When the African-American festival of Kwanzaa was first envisioned, it coincided with Hannukah, Christmas, and the Winter Solstice, which all honor light coming out of darkness.
This colorful, spicy stew is a sure-fire way to bring a little warmth and light to your family’s table. It includes peanuts, called groundnuts in Africa, as well as winter squash and black-eyed peas, which are often eaten around the New Year for good luck. Served with rice as a natural accompaniment, African Groundnut Stew is a delicious and meaningful way to celebrate the rich heritage of African people.
1 tablespoon olive oil
1 medium-size yellow onion, diced
2 garlic cloves, minced
1 or 2 hot or minced chiles, to your taste, seeded and chopped
1 ½ teaspoons peeled and grated fresh ginger
½ tablespoon light brown sugar
¾ teaspoon ground cinnamon
¼ teaspoon ground cumin
1 ½ pounds winter squash, such as butternut or Buttercup, seeded, peeled, and cut into bite-size cubes (about 3 ½ cups)
1 ½ cups water
¼ cup creamy natural peanut butter
Salt and freshly-ground black pepper
1 ½ cups cooled black-eyed peas or one 15-ounce can (see Note), drained and rinsed
½ cup chopped unsalted roasted peanuts
1. Heat the oil in a large saucepan over medium heat. Add the onion, cover, and cook, stirring a few times, until softened, about 5 minutes. Stir in the garlic, chiles, ginger, brown sugar, cinnamon, and cumin and cook for 1 minute. Add the squash and stir to coat with the spices. Add 1 ¼ cup of the water and salt and pepper to taste. Bring to a boil, then reduce the heat to low.
2. Put the peanut butter in a small bowl and slowly add the remaining ¼ cup water, stirring until smooth.
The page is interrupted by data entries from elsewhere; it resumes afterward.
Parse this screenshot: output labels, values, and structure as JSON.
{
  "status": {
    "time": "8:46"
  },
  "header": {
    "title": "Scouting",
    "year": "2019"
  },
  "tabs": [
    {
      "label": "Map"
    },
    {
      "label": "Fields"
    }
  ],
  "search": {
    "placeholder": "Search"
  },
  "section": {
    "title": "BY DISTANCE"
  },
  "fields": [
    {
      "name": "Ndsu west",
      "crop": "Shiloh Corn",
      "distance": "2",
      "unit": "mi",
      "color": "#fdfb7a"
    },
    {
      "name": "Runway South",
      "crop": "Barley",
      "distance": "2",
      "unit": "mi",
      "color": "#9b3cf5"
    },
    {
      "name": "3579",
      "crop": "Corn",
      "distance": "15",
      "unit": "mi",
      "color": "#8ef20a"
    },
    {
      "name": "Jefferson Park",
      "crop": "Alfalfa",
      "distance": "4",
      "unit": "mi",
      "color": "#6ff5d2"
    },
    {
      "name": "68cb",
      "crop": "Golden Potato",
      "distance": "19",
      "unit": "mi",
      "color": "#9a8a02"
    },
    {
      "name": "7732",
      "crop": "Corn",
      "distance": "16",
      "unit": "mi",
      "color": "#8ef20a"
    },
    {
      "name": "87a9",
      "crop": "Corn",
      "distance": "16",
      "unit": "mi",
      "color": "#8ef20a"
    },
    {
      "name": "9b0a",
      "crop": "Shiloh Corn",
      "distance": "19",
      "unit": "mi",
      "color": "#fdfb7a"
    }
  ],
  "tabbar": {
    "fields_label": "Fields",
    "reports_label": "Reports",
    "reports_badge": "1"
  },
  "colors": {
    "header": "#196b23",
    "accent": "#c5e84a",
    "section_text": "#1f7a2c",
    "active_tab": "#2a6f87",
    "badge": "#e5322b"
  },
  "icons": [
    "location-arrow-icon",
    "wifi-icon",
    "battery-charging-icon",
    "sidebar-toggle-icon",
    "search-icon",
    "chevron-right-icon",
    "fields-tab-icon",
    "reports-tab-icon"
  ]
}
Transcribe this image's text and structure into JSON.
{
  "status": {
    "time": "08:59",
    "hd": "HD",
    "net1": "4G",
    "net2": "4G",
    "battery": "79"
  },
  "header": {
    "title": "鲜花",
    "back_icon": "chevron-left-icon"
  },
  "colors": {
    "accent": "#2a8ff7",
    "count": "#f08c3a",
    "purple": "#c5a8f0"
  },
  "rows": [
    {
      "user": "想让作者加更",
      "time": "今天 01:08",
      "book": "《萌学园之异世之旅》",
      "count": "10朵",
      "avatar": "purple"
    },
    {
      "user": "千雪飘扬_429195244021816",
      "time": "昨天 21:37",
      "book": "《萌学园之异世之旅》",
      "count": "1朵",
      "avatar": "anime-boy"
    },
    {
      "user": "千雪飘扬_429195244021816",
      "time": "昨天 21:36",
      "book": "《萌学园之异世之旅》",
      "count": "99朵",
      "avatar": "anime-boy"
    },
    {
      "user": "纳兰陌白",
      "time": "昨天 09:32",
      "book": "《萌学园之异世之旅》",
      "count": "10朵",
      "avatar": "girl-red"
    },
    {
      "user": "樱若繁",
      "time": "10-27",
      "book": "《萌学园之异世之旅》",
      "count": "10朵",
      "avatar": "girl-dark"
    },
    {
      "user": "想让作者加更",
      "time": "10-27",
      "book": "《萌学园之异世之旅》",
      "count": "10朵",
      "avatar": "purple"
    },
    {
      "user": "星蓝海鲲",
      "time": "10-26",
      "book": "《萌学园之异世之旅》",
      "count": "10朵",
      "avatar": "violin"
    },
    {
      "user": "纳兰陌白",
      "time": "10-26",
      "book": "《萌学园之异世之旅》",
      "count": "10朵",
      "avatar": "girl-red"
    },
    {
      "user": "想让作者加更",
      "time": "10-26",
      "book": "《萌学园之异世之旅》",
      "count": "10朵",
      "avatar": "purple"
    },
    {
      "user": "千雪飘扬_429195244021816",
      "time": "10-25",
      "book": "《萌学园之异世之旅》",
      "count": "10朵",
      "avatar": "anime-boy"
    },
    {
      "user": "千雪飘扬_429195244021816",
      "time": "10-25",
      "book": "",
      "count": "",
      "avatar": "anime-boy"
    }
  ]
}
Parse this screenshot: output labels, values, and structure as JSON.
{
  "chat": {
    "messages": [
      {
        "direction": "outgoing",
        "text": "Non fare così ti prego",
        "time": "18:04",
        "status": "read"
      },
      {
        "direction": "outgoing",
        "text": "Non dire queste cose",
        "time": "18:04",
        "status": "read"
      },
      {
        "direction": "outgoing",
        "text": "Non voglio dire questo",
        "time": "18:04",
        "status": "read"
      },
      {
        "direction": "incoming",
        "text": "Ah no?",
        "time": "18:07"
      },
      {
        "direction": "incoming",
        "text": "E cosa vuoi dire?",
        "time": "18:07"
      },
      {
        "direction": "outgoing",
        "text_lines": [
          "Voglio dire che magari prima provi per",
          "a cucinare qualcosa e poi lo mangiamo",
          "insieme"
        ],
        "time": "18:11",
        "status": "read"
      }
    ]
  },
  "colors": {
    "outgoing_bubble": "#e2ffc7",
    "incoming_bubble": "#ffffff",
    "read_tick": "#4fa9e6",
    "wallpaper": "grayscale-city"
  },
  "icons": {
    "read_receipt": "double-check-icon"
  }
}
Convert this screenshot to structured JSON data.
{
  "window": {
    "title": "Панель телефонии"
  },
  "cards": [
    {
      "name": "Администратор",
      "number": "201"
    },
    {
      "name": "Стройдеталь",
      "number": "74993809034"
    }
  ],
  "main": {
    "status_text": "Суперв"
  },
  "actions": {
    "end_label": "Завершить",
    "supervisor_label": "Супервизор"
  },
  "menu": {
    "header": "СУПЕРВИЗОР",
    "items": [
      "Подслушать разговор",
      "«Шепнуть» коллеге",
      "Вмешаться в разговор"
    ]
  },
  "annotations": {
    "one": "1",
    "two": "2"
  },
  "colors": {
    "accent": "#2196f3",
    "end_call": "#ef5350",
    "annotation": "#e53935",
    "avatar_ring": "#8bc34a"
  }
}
3 Stir the peanut butter mixture into the stew, cover, and simmer until the vegetables are tender, about 30 minutes. Allow 10 minutes before the end of the cooking time, add the black-eyed peas and peanuts and simmer until heated through. Before serving, taste to adjust the seasonings.